Task to carry out — Retype the listing in full. Change nothing.

Source records —
______
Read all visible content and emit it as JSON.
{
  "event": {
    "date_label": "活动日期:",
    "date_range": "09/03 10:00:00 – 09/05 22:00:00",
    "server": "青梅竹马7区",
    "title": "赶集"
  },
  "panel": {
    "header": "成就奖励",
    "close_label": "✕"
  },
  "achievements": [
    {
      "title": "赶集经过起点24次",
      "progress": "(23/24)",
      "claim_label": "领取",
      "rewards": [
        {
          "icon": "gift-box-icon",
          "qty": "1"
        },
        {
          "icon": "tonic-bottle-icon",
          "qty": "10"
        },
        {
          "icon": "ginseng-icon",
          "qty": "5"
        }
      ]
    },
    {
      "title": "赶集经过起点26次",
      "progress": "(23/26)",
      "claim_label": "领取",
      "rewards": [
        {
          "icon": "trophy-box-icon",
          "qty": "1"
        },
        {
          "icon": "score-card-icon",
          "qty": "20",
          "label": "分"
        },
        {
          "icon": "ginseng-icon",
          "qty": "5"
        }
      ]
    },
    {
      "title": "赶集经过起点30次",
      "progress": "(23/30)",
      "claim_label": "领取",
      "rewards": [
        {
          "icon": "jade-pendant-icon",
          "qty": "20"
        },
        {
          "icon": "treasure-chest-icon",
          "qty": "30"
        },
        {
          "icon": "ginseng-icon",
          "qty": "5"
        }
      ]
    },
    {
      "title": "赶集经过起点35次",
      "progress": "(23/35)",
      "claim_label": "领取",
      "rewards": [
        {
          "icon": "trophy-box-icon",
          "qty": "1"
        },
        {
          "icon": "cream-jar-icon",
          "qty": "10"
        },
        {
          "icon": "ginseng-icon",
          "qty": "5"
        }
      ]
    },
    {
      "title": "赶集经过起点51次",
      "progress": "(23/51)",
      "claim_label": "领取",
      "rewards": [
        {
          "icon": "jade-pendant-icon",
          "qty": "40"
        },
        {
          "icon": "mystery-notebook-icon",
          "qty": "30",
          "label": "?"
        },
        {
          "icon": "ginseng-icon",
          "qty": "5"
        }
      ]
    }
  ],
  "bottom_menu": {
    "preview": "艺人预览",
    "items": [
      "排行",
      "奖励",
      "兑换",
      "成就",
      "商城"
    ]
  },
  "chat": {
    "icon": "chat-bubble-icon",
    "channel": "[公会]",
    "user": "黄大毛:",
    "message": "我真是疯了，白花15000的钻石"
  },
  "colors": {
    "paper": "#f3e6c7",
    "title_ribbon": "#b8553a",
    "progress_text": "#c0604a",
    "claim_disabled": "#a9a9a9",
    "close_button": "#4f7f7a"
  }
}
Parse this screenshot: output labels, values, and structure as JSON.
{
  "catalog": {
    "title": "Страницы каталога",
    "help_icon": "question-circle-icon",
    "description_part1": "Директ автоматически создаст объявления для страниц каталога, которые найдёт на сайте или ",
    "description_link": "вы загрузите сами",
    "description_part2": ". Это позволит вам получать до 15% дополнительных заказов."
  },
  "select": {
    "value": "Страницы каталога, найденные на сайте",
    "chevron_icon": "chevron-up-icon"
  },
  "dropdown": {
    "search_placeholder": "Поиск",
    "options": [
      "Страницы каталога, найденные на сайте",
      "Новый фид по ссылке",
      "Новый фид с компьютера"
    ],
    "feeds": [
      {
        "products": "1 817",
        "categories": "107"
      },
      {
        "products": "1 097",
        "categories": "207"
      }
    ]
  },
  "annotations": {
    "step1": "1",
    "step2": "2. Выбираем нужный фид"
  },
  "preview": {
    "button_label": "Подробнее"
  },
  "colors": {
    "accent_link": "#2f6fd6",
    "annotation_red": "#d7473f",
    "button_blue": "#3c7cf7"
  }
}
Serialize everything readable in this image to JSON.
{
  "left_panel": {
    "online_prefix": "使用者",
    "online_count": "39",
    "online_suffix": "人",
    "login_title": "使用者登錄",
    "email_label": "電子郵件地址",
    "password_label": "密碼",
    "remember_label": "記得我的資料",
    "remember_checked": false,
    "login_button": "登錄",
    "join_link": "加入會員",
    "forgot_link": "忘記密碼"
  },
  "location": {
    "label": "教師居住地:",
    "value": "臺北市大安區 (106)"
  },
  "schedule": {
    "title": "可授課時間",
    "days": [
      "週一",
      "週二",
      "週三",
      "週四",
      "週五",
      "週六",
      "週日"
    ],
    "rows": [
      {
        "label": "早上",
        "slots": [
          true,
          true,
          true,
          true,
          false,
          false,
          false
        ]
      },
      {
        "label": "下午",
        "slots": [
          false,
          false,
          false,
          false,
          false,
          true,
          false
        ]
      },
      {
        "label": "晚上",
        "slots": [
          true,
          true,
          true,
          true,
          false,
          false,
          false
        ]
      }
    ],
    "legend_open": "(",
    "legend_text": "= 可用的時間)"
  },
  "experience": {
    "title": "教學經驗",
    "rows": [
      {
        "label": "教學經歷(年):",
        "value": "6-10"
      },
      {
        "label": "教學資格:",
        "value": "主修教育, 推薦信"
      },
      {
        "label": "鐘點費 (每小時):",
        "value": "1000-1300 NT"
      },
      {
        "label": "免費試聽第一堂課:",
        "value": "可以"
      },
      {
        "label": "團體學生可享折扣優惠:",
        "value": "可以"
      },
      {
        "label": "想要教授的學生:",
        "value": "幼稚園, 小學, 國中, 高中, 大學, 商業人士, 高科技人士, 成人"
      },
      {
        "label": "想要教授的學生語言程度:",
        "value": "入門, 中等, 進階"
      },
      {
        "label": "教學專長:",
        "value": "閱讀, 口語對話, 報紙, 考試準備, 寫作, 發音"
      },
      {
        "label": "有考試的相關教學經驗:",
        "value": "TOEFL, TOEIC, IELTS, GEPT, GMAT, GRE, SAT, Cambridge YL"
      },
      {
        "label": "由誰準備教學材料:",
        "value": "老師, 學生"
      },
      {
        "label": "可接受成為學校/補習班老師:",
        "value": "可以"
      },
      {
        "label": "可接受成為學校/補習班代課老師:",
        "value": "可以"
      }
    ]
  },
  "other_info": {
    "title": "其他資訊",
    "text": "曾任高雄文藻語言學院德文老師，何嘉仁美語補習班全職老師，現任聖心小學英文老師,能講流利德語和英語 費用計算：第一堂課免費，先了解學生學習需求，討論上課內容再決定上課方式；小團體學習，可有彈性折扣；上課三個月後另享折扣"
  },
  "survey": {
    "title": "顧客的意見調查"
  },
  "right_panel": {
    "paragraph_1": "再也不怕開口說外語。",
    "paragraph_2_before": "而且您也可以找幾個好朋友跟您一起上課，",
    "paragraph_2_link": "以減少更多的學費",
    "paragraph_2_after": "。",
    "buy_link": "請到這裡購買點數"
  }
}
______
Answer box —
Read all visible content and emit it as JSON.
{
  "event": {
    "date_label": "活动日期:",
    "date_range": "09/03 10:00:00 – 09/05 22:00:00",
    "server": "青梅竹马7区",
    "title": "赶集"
  },
  "panel": {
    "header": "成就奖励",
    "close_label": "✕"
  },
  "achievements": [
    {
      "title": "赶集经过起点24次",
      "progress": "(23/24)",
      "claim_label": "领取",
      "rewards": [
        {
          "icon": "gift-box-icon",
          "qty": "1"
        },
        {
          "icon": "tonic-bottle-icon",
          "qty": "10"
        },
        {
          "icon": "ginseng-icon",
          "qty": "5"
        }
      ]
    },
    {
      "title": "赶集经过起点26次",
      "progress": "(23/26)",
      "claim_label": "领取",
      "rewards": [
        {
          "icon": "trophy-box-icon",
          "qty": "1"
        },
        {
          "icon": "score-card-icon",
          "qty": "20",
          "label": "分"
        },
        {
          "icon": "ginseng-icon",
          "qty": "5"
        }
      ]
    },
    {
      "title": "赶集经过起点30次",
      "progress": "(23/30)",
      "claim_label": "领取",
      "rewards": [
        {
          "icon": "jade-pendant-icon",
          "qty": "20"
        },
        {
          "icon": "treasure-chest-icon",
          "qty": "30"
        },
        {
          "icon": "ginseng-icon",
          "qty": "5"
        }
      ]
    },
    {
      "title": "赶集经过起点35次",
      "progress": "(23/35)",
      "claim_label": "领取",
      "rewards": [
        {
          "icon": "trophy-box-icon",
          "qty": "1"
        },
        {
          "icon": "cream-jar-icon",
          "qty": "10"
        },
        {
          "icon": "ginseng-icon",
          "qty": "5"
        }
      ]
    },
    {
      "title": "赶集经过起点51次",
      "progress": "(23/51)",
      "claim_label": "领取",
      "rewards": [
        {
          "icon": "jade-pendant-icon",
          "qty": "40"
        },
        {
          "icon": "mystery-notebook-icon",
          "qty": "30",
          "label": "?"
        },
        {
          "icon": "ginseng-icon",
          "qty": "5"
        }
      ]
    }
  ],
  "bottom_menu": {
    "preview": "艺人预览",
    "items": [
      "排行",
      "奖励",
      "兑换",
      "成就",
      "商城"
    ]
  },
  "chat": {
    "icon": "chat-bubble-icon",
    "channel": "[公会]",
    "user": "黄大毛:",
    "message": "我真是疯了，白花15000的钻石"
  },
  "colors": {
    "paper": "#f3e6c7",
    "title_ribbon": "#b8553a",
    "progress_text": "#c0604a",
    "claim_disabled": "#a9a9a9",
    "close_button": "#4f7f7a"
  }
}
Parse this screenshot: output labels, values, and structure as JSON.
{
  "catalog": {
    "title": "Страницы каталога",
    "help_icon": "question-circle-icon",
    "description_part1": "Директ автоматически создаст объявления для страниц каталога, которые найдёт на сайте или ",
    "description_link": "вы загрузите сами",
    "description_part2": ". Это позволит вам получать до 15% дополнительных заказов."
  },
  "select": {
    "value": "Страницы каталога, найденные на сайте",
    "chevron_icon": "chevron-up-icon"
  },
  "dropdown": {
    "search_placeholder": "Поиск",
    "options": [
      "Страницы каталога, найденные на сайте",
      "Новый фид по ссылке",
      "Новый фид с компьютера"
    ],
    "feeds": [
      {
        "products": "1 817",
        "categories": "107"
      },
      {
        "products": "1 097",
        "categories": "207"
      }
    ]
  },
  "annotations": {
    "step1": "1",
    "step2": "2. Выбираем нужный фид"
  },
  "preview": {
    "button_label": "Подробнее"
  },
  "colors": {
    "accent_link": "#2f6fd6",
    "annotation_red": "#d7473f",
    "button_blue": "#3c7cf7"
  }
}
Serialize everything readable in this image to JSON.
{
  "left_panel": {
    "online_prefix": "使用者",
    "online_count": "39",
    "online_suffix": "人",
    "login_title": "使用者登錄",
    "email_label": "電子郵件地址",
    "password_label": "密碼",
    "remember_label": "記得我的資料",
    "remember_checked": false,
    "login_button": "登錄",
    "join_link": "加入會員",
    "forgot_link": "忘記密碼"
  },
  "location": {
    "label": "教師居住地:",
    "value": "臺北市大安區 (106)"
  },
  "schedule": {
    "title": "可授課時間",
    "days": [
      "週一",
      "週二",
      "週三",
      "週四",
      "週五",
      "週六",
      "週日"
    ],
    "rows": [
      {
        "label": "早上",
        "slots": [
          true,
          true,
          true,
          true,
          false,
          false,
          false
        ]
      },
      {
        "label": "下午",
        "slots": [
          false,
          false,
          false,
          false,
          false,
          true,
          false
        ]
      },
      {
        "label": "晚上",
        "slots": [
          true,
          true,
          true,
          true,
          false,
          false,
          false
        ]
      }
    ],
    "legend_open": "(",
    "legend_text": "= 可用的時間)"
  },
  "experience": {
    "title": "教學經驗",
    "rows": [
      {
        "label": "教學經歷(年):",
        "value": "6-10"
      },
      {
        "label": "教學資格:",
        "value": "主修教育, 推薦信"
      },
      {
        "label": "鐘點費 (每小時):",
        "value": "1000-1300 NT"
      },
      {
        "label": "免費試聽第一堂課:",
        "value": "可以"
      },
      {
        "label": "團體學生可享折扣優惠:",
        "value": "可以"
      },
      {
        "label": "想要教授的學生:",
        "value": "幼稚園, 小學, 國中, 高中, 大學, 商業人士, 高科技人士, 成人"
      },
      {
        "label": "想要教授的學生語言程度:",
        "value": "入門, 中等, 進階"
      },
      {
        "label": "教學專長:",
        "value": "閱讀, 口語對話, 報紙, 考試準備, 寫作, 發音"
      },
      {
        "label": "有考試的相關教學經驗:",
        "value": "TOEFL, TOEIC, IELTS, GEPT, GMAT, GRE, SAT, Cambridge YL"
      },
      {
        "label": "由誰準備教學材料:",
        "value": "老師, 學生"
      },
      {
        "label": "可接受成為學校/補習班老師:",
        "value": "可以"
      },
      {
        "label": "可接受成為學校/補習班代課老師:",
        "value": "可以"
      }
    ]
  },
  "other_info": {
    "title": "其他資訊",
    "text": "曾任高雄文藻語言學院德文老師，何嘉仁美語補習班全職老師，現任聖心小學英文老師,能講流利德語和英語 費用計算：第一堂課免費，先了解學生學習需求，討論上課內容再決定上課方式；小團體學習，可有彈性折扣；上課三個月後另享折扣"
  },
  "survey": {
    "title": "顧客的意見調查"
  },
  "right_panel": {
    "paragraph_1": "再也不怕開口說外語。",
    "paragraph_2_before": "而且您也可以找幾個好朋友跟您一起上課，",
    "paragraph_2_link": "以減少更多的學費",
    "paragraph_2_after": "。",
    "buy_link": "請到這裡購買點數"
  }
}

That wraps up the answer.